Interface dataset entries
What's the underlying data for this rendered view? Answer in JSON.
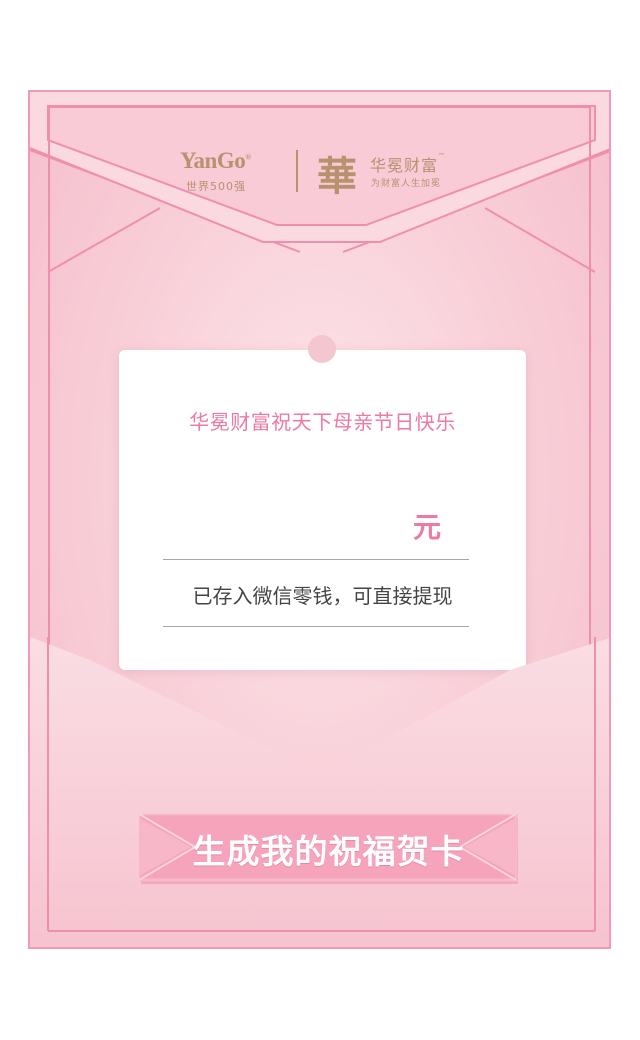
{
  "brand": {
    "yango_logo": "YanGo",
    "yango_mark": "®",
    "yango_subtitle": "世界500强",
    "hua_logo_char": "華",
    "name": "华冕财富",
    "tm": "™",
    "slogan": "为财富人生加冕"
  },
  "card": {
    "greeting": "华冕财富祝天下母亲节日快乐",
    "amount_value": "",
    "amount_unit": "元",
    "info": "已存入微信零钱，可直接提现"
  },
  "cta": {
    "label": "生成我的祝福贺卡"
  },
  "colors": {
    "pink_accent": "#ee7aa0",
    "border_pink": "#f29ab5",
    "gold": "#b8916f"
  }
}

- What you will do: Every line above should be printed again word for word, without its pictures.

- Written answer:
What's the underlying data for this rendered view? Answer in JSON.
{
  "brand": {
    "yango_logo": "YanGo",
    "yango_mark": "®",
    "yango_subtitle": "世界500强",
    "hua_logo_char": "華",
    "name": "华冕财富",
    "tm": "™",
    "slogan": "为财富人生加冕"
  },
  "card": {
    "greeting": "华冕财富祝天下母亲节日快乐",
    "amount_value": "",
    "amount_unit": "元",
    "info": "已存入微信零钱，可直接提现"
  },
  "cta": {
    "label": "生成我的祝福贺卡"
  },
  "colors": {
    "pink_accent": "#ee7aa0",
    "border_pink": "#f29ab5",
    "gold": "#b8916f"
  }
}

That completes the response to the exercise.